@kashaar: Hmm… Just spitballing here, but… Imagine automatically clipmapping geometry around the player/camera, and using virtual texturing to make a fully uniquely textured environment… You’d no longer need a concept of “assets”
@David_Rhodes: The whole concept (workflow) of authoring individual assets or modules in DCC, exporting, then bringing it into the editor and placing them there is so outdated and inefficient. Iteration requires two different softwares (at least) and you can never easily visualize a level in DCC to model in context, for example.
Not to mention all the changes that happen in editor can never go back to DCC easily. USD schemas could theoretically support bidirectional data transfer so that you never risk losing data due to conflict.
I’m not a USD expert, but I’m pushing for adoption in game development because current workflows are seriously archaic. Game quality expectations and sizes have grown, but tools and workflows have not really kept up.
@il_berna: @David_Rhodes your point is interesting. We still work with an old pipeline (model assets, export, import, build your environment).
Your wished workflow would require a vary radical shift from actual way of doing things.

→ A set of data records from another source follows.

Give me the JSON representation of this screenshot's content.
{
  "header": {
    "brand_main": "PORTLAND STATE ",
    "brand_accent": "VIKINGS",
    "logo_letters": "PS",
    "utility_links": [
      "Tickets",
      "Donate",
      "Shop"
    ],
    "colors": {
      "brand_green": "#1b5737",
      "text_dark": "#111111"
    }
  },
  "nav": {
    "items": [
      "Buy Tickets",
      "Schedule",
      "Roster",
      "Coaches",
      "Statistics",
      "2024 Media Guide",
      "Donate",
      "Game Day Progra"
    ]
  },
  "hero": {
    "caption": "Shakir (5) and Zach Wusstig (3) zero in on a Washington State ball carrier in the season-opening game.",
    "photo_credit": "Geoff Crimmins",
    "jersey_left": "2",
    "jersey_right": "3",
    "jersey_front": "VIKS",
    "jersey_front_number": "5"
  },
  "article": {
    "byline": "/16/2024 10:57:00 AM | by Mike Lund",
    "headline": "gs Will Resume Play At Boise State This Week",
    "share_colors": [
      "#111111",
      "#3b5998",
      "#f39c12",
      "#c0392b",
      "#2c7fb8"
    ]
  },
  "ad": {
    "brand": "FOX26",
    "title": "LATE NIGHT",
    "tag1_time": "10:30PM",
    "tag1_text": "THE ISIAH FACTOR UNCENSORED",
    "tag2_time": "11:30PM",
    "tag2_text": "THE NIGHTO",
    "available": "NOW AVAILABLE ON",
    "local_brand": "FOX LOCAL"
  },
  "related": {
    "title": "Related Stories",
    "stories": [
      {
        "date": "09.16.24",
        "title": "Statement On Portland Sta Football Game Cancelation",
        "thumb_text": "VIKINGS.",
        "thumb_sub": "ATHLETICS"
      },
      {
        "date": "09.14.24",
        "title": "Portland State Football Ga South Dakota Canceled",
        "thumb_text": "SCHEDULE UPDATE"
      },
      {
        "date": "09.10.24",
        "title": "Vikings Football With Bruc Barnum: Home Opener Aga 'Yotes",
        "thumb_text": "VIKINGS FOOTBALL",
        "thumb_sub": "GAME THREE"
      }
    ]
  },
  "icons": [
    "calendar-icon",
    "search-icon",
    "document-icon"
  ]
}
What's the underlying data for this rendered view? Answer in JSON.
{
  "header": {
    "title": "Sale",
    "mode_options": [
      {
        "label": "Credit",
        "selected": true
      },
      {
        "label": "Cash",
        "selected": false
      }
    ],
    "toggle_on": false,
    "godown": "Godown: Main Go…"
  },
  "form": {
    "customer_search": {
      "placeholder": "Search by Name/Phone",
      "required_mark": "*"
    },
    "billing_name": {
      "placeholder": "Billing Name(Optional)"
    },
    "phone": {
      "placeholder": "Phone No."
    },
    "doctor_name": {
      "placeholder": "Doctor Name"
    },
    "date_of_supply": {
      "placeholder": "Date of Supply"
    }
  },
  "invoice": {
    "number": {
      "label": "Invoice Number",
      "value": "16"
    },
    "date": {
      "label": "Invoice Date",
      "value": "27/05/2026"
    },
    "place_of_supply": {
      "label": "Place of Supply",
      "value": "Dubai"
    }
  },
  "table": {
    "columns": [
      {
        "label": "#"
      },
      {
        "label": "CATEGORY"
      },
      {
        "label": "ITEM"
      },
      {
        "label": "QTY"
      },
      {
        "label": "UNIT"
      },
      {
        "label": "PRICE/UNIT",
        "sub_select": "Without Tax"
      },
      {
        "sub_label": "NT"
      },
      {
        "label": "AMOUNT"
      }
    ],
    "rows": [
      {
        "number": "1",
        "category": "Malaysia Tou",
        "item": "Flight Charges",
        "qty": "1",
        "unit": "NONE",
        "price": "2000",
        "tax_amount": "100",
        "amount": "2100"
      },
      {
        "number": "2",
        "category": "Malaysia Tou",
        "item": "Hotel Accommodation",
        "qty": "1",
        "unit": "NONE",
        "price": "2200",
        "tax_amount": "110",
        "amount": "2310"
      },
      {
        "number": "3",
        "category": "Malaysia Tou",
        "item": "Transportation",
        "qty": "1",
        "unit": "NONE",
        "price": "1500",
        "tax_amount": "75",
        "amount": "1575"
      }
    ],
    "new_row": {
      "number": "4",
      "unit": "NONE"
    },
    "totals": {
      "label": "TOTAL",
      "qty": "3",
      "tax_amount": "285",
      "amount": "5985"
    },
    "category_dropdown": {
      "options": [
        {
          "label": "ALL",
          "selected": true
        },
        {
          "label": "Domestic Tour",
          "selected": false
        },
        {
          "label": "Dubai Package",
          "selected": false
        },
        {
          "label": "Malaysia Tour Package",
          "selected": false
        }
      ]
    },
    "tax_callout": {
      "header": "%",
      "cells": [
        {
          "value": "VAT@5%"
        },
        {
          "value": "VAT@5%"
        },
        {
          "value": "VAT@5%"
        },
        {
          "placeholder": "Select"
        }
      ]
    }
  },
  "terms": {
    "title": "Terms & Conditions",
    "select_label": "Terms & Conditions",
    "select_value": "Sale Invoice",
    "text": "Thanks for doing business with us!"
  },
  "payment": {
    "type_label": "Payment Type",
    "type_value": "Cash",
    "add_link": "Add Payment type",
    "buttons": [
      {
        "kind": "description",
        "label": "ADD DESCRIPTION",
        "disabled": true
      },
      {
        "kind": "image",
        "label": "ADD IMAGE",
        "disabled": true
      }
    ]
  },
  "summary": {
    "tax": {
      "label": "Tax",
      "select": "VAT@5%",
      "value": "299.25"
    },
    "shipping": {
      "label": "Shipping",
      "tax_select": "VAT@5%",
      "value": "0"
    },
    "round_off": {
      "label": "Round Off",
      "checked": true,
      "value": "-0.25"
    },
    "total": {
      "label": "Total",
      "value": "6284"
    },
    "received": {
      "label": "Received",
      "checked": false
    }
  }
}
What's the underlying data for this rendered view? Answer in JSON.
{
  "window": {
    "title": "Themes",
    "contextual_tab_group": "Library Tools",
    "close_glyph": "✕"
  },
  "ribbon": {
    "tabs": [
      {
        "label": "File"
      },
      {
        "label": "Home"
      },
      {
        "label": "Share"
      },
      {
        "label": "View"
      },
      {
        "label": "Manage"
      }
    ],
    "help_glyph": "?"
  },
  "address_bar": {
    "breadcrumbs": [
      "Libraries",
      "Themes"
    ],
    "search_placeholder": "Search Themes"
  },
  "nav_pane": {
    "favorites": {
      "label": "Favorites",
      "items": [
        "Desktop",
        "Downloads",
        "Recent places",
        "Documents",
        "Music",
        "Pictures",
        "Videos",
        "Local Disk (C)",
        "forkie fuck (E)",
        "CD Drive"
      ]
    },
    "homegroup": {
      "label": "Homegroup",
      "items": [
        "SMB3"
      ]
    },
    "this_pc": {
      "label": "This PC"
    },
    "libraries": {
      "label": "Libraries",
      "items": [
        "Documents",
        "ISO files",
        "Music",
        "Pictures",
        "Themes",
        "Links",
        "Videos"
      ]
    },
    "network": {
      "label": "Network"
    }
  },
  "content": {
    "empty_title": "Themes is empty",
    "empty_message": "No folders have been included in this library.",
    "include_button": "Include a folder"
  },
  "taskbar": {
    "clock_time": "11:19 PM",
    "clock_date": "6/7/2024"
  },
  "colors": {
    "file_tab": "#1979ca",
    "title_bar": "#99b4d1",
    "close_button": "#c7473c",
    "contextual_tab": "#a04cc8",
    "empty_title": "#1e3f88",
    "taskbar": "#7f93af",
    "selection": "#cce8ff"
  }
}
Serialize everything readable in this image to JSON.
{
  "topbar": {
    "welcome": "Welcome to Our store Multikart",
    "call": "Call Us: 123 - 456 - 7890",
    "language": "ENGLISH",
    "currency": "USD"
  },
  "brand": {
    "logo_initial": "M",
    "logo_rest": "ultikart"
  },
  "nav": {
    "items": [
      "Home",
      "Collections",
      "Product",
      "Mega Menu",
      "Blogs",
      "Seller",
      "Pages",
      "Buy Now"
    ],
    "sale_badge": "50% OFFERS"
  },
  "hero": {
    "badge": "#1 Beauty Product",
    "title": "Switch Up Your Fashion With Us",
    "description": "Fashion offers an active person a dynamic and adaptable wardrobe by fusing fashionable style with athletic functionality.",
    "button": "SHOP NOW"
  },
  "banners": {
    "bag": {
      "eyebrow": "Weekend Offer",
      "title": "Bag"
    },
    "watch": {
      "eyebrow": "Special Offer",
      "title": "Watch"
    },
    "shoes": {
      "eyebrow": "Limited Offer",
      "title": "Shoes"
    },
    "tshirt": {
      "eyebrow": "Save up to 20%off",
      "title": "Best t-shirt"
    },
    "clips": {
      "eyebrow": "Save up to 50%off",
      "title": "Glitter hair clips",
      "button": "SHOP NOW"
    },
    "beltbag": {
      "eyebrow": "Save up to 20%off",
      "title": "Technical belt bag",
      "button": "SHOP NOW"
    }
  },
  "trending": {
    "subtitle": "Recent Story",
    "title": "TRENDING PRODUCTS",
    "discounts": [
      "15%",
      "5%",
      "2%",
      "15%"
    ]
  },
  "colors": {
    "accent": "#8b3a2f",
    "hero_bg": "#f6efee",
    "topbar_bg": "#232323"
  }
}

Mayebe we should all investigate that, to understand with time how the workflow could be evolved
@dhruv: So just a couple things:
usd can describe small assets as well. It’s just a data description and composition format at the end of the day. Anything you can describe in collada, fbx, alembic, JSON, XML etc can be described in USD
USD allows for a few things that alembic and fbx don’t, namely composition. That means anything from simple referencing and hierarchy, to overriding assets , describing asset variations/lods, shader graphs etc…
Typically those things would require a studio, even a small one, to make their own description formats or be tied to a specific engines formats. With USD you’re completely unbound and have a standard you can share.
It’s also extensible and open. That means you can make your own plugins to describe the data types you want or make plugins to handle a studios custom asset systems or to read non usd data like fbx. At the end of the day. With other formats you’d be making APIs and large pipelines on a layer above, with usd you build it in to your scene graph and can use it the same everywhere directly
So for a small studio, what does it give you over fbx?
You can scale your production easier when you’re no longer a small studio.
You can compose your levels in a format that every app will soon treat as a first class citizen. Which means you can have an artist affect one part of your level and see the entire level update for everyone.
With the exception of a few things that usd doesn’t describe yet by default, you don’t lose anything by shifting to an open standard. The things it doesn’t describe can be custom described by you like constraints and IK, they’re just not in by default
The biggest thing though is that all the studios regardless of size can stop reinventing the wheel and can focus on making the car.
@il_berna: The last point is very reasonable
I’ll try to find time to learn more about USD. In the future we could switch
@dhruv: The cost to switch to it will reduce over the next couple years. It still might be too early for smaller games studios without some dev budget.
The big film studios have switched because they can reappropriate the cost of building an alternative now. I suspect some larger games studios will be giving it a hard look soon now that a lot of big name projects are starting up for next gen.
The DCCs will majorly have support by next year. In the meantime there are plugins.
The major off the shelf game engines support it or will support it. Unity being the best example.
Many of the major industry hardware and software vendors are bought in as well. Apple, Adobe, Nvidia, AMD to name a few.
So hopefully within a year it’ll be relatively painless to use. Within a few years it has a strong shot at displacing alembic and fbx.
Gltf still makes more sense for webgl deployment. And I don’t see STL dying anytime soon
@il_berna: Thanks for clarifications pals